▶ _Source data_:

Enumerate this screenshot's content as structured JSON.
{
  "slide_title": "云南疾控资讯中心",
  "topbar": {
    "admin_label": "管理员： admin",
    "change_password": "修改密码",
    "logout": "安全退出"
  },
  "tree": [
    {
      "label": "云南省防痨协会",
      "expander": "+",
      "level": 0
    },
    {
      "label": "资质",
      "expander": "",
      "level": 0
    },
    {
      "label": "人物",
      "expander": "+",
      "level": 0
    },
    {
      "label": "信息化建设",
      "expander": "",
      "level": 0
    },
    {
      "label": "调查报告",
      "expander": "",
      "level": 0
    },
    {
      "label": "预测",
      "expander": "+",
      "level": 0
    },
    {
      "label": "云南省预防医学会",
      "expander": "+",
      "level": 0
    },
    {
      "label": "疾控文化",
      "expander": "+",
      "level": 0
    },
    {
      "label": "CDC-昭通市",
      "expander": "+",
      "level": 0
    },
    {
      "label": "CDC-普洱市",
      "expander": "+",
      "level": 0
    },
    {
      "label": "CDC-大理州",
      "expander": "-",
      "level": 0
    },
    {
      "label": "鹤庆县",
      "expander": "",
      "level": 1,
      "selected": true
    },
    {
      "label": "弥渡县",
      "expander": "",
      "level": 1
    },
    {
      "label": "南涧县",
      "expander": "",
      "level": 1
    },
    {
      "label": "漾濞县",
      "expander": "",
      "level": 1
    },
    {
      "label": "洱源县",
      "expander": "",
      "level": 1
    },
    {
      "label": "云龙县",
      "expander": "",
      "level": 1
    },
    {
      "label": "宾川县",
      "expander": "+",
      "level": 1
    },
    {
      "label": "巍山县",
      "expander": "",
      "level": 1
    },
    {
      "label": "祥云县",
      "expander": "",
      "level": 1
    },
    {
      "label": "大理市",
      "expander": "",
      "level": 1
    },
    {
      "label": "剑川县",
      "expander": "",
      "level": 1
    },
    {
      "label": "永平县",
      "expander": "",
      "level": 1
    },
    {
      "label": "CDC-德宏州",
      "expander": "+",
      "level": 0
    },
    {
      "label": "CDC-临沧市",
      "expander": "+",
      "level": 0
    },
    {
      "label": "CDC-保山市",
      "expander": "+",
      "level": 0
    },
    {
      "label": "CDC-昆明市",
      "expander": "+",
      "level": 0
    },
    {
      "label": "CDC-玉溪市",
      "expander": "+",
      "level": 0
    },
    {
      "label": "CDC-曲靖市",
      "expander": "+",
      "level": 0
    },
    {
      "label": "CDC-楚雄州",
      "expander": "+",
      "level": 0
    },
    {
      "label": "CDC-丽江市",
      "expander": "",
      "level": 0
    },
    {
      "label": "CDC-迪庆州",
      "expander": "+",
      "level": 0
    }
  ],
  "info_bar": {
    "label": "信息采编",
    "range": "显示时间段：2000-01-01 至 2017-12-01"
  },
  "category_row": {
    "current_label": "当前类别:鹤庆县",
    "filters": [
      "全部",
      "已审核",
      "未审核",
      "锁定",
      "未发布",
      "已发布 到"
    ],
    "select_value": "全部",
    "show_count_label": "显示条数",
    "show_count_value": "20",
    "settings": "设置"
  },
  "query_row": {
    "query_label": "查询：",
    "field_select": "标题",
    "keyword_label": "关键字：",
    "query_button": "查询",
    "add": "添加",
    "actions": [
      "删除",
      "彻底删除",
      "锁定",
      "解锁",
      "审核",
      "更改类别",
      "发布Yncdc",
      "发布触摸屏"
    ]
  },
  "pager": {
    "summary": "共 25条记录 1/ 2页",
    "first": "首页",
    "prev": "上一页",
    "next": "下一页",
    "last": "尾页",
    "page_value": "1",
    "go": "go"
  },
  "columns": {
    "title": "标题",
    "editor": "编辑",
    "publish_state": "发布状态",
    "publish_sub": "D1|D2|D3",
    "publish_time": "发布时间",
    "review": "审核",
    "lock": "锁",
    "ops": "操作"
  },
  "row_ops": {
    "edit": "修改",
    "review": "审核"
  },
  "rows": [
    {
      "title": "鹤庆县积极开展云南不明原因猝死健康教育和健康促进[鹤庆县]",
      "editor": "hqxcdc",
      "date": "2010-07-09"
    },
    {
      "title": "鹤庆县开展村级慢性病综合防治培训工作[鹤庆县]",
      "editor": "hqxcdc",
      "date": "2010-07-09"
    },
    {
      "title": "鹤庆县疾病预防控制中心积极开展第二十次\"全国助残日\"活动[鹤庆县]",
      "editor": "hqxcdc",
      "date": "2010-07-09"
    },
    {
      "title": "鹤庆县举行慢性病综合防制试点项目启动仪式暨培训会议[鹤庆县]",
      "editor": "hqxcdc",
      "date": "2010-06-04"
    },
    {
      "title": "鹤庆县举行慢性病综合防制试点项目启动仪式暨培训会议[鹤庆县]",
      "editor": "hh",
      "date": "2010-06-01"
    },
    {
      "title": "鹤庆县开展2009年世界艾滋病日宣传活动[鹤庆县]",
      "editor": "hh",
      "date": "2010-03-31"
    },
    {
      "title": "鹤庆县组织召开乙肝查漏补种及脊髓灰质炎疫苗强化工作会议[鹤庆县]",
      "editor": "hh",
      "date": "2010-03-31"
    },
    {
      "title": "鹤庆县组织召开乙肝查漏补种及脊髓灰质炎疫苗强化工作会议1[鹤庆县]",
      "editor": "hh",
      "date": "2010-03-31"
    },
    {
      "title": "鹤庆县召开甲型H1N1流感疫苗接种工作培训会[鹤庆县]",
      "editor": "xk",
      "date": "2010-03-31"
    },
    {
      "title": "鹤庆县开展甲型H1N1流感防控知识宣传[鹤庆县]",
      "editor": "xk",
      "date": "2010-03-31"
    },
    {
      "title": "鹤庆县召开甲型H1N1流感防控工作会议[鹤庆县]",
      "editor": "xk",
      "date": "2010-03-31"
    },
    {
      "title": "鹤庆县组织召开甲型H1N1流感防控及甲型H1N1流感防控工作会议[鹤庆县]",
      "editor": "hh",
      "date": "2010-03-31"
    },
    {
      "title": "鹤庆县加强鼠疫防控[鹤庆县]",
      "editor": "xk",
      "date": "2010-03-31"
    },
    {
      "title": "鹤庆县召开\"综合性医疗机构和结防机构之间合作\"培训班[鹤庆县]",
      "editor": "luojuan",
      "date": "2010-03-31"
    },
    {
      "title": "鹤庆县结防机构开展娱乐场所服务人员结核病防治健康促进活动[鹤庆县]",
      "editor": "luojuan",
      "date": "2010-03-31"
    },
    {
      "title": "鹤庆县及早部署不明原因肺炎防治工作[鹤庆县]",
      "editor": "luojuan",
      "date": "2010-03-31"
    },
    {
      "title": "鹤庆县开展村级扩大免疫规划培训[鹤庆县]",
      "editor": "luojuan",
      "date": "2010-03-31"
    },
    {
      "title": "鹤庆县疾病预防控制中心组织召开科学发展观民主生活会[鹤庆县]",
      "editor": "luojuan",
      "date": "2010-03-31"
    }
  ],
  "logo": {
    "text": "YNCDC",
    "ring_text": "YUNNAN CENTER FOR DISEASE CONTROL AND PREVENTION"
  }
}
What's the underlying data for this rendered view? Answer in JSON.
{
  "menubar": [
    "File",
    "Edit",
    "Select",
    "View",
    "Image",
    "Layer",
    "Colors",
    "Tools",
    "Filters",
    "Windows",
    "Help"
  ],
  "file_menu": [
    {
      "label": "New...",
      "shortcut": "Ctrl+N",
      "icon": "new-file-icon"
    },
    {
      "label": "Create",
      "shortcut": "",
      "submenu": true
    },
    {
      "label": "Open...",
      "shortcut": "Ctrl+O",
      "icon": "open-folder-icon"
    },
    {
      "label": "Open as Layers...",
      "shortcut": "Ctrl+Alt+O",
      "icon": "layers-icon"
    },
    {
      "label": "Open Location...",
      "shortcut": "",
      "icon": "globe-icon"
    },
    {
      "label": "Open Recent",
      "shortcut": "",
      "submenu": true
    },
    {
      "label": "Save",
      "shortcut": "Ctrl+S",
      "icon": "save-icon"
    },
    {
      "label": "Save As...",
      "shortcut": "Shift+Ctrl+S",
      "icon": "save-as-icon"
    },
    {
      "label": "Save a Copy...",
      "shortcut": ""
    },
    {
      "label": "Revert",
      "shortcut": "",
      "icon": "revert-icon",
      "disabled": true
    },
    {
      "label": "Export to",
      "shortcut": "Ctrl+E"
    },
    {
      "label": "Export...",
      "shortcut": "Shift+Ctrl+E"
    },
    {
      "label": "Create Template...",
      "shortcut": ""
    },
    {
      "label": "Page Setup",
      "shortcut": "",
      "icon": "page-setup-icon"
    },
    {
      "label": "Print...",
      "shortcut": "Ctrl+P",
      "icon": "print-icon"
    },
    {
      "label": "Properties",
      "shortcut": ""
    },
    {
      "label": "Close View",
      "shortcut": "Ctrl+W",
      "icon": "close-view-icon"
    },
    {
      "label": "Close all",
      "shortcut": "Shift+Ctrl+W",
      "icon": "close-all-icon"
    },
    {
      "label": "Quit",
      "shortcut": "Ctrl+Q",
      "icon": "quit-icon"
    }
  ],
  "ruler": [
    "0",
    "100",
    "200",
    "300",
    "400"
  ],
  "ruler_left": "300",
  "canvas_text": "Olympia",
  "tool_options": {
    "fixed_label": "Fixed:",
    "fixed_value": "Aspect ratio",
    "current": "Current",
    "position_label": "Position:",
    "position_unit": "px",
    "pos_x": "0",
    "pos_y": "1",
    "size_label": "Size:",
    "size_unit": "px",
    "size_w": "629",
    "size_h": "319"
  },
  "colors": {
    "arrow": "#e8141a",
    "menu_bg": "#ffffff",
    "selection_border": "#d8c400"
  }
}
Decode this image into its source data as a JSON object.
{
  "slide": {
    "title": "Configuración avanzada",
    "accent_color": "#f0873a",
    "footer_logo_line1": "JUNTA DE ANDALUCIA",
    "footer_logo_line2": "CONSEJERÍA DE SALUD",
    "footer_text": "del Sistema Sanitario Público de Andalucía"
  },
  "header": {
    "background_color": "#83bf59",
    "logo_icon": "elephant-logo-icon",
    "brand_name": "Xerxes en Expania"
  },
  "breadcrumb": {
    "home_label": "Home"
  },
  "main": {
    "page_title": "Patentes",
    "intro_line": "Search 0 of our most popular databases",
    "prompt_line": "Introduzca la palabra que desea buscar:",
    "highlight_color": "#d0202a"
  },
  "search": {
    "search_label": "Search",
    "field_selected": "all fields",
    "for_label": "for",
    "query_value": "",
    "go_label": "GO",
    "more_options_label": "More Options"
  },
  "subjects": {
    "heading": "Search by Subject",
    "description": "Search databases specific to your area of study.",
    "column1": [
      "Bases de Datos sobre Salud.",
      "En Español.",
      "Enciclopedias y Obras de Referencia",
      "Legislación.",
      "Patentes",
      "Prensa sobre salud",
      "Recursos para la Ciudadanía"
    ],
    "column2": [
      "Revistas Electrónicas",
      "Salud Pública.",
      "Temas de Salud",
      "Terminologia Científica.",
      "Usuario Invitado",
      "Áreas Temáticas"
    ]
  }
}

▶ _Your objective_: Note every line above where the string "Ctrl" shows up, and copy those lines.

▶ _Result of the task_:
      "shortcut": "Ctrl+N",
      "shortcut": "Ctrl+O",
      "shortcut": "Ctrl+Alt+O",
      "shortcut": "Ctrl+S",
      "shortcut": "Shift+Ctrl+S",
      "shortcut": "Ctrl+E"
      "shortcut": "Shift+Ctrl+E"
      "shortcut": "Ctrl+P",
      "shortcut": "Ctrl+W",
      "shortcut": "Shift+Ctrl+W",
      "shortcut": "Ctrl+Q",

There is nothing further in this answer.